There’s the "taste-active components," sugar, salt and umami; ingredients like buttermilk solids, lactic acid, and citric acid that stimulate saliva, creating a "mouth-watering" sensation; the "high dynamic contrast" of powder-coated thin, hard chips that melt in the mouth; a complex flavor aroma; a high level of fat that activates "fat recognition receptors in the mouth … increases levels of gut hormones linked to reduction in anxiety … activates brains systems for reward, and enhances ingestion for more fat"; toasted, fried corn that triggers our evolutionary predilection for cooked foods; starches that break down quickly, boosting blood levels of insulin and glucose; and so on.
Witherly explains that some umami sources like MSG don’t have much taste by themselves, but when you add salt,"the hedonic flavors just explode!" And Doritos has plenty of both. The tiny 2-oz. bag of Doritos I'm holding, which in the past would be a warm-up to a Nacho Cheesier dinner, lists MSG near the top, before "buttermilk solids," along with nearly one-sixth of my recommended daily intake of sodium.

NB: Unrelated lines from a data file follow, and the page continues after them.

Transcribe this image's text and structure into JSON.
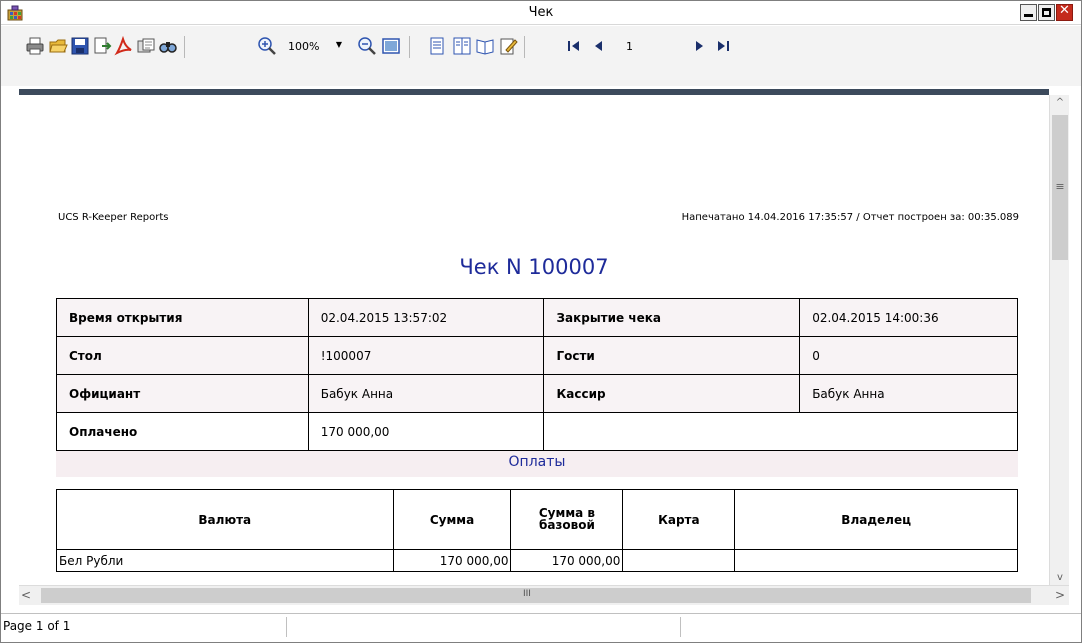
{
  "window": {
    "title": "Чек",
    "minimize_icon": "minimize-icon",
    "maximize_icon": "maximize-icon",
    "close_icon": "close-icon"
  },
  "toolbar": {
    "buttons": [
      "print-icon",
      "open-icon",
      "save-icon",
      "export-icon",
      "pdf-icon",
      "send-icon",
      "find-icon",
      "zoom-in-icon",
      "zoom-out-icon",
      "full-page-icon",
      "single-page-icon",
      "two-pages-icon",
      "book-icon",
      "edit-icon",
      "first-page-icon",
      "prev-page-icon",
      "next-page-icon",
      "last-page-icon"
    ],
    "zoom_value": "100%",
    "page_value": "1"
  },
  "report": {
    "source": "UCS R-Keeper Reports",
    "printed": "Напечатано 14.04.2016  17:35:57 / Отчет построен за: 00:35.089",
    "title": "Чек N 100007",
    "info": {
      "open_time_label": "Время открытия",
      "open_time_value": "02.04.2015 13:57:02",
      "close_label": "Закрытие чека",
      "close_value": "02.04.2015 14:00:36",
      "table_label": "Стол",
      "table_value": "!100007",
      "guests_label": "Гости",
      "guests_value": "0",
      "waiter_label": "Официант",
      "waiter_value": "Бабук Анна",
      "cashier_label": "Кассир",
      "cashier_value": "Бабук Анна",
      "paid_label": "Оплачено",
      "paid_value": "170 000,00"
    },
    "payments_title": "Оплаты",
    "payments": {
      "headers": [
        "Валюта",
        "Сумма",
        "Сумма в базовой",
        "Карта",
        "Владелец"
      ],
      "rows": [
        [
          "Бел Рубли",
          "170 000,00",
          "170 000,00",
          "",
          ""
        ]
      ]
    }
  },
  "statusbar": {
    "page_info": "Page 1 of 1"
  },
  "colors": {
    "title_blue": "#1e2b9a",
    "header_band": "#3c4a5c",
    "row_tint": "#f8f3f5"
  }
}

One aspect of Doritos that whet my curiosity was, how much does Frito-Lay spend on goods like corn, oil and cheese? Not surprisingly, this data was nowhere to be found in the annual report of Pepsico, Frito-Lay’s parent company. But I gleaned a clue from a 1991 New York Times article. In it, a Wall Street analyst stated that Frito-Lay’s profit margin, around 19 percent in those days (which is close to its margin of late), approached that of Kellogg's. The analyst, an expert on the food industry, said: "Kellogg buys corn for 4 cents a pound and sells it for $2 a box." That's a markup of nearly 5,000 percent over the base ingredient.
I’ll save you the math, but Frito-Lay may do even better than Kellogg's. If it uses two ounces of cornmeal in my 99 cents bag of Doritos, it apparently costs the snack-food giant less than one measly penny. And here’s a critical point about the food industry. The more they can process basic food commodities, the more profits they can gobble up at the expense of farmers. In The End of Food , Paul Roberts writes that in the 1950s, farmers received about half the retail price for the finished food product. By 2000, "this farm share had fallen below 20 percent."
This is the result of the global food system constructed by the U.S. and other Western powers under the World Trade Organization. Countries that once strived for food security by supporting their domestic farmers are now forced -- in the name of free trade -- to open their agricultural sectors to competition from heavily subsidized Western agribusinesses. By the mid-1990s, according to rural sociologist Philip McMichael, 80 percent of farm subsidies in Western countries went to "the largest 20 percent of (corporate) farms, rendering small farmers increasingly vulnerable to the vicissitudes of a deregulated (and increasingly privately managed) global market for agricultural products."
The WTO-enforced system and government subsidies enables food giants -- such as Pepsico, Kraft, Mars, Coca-Cola, McDonald's, Burger King and Wal-Mart -- to source their ingredients globally, giving them the power to force down prices, which drives more and more farmers off the land in the global North and South alike. Then the food companies turn around and manufacture high-profit products that seem like an unbelievable bargain to us. In fact, they make this a selling point, and not just with "Dollar Menus."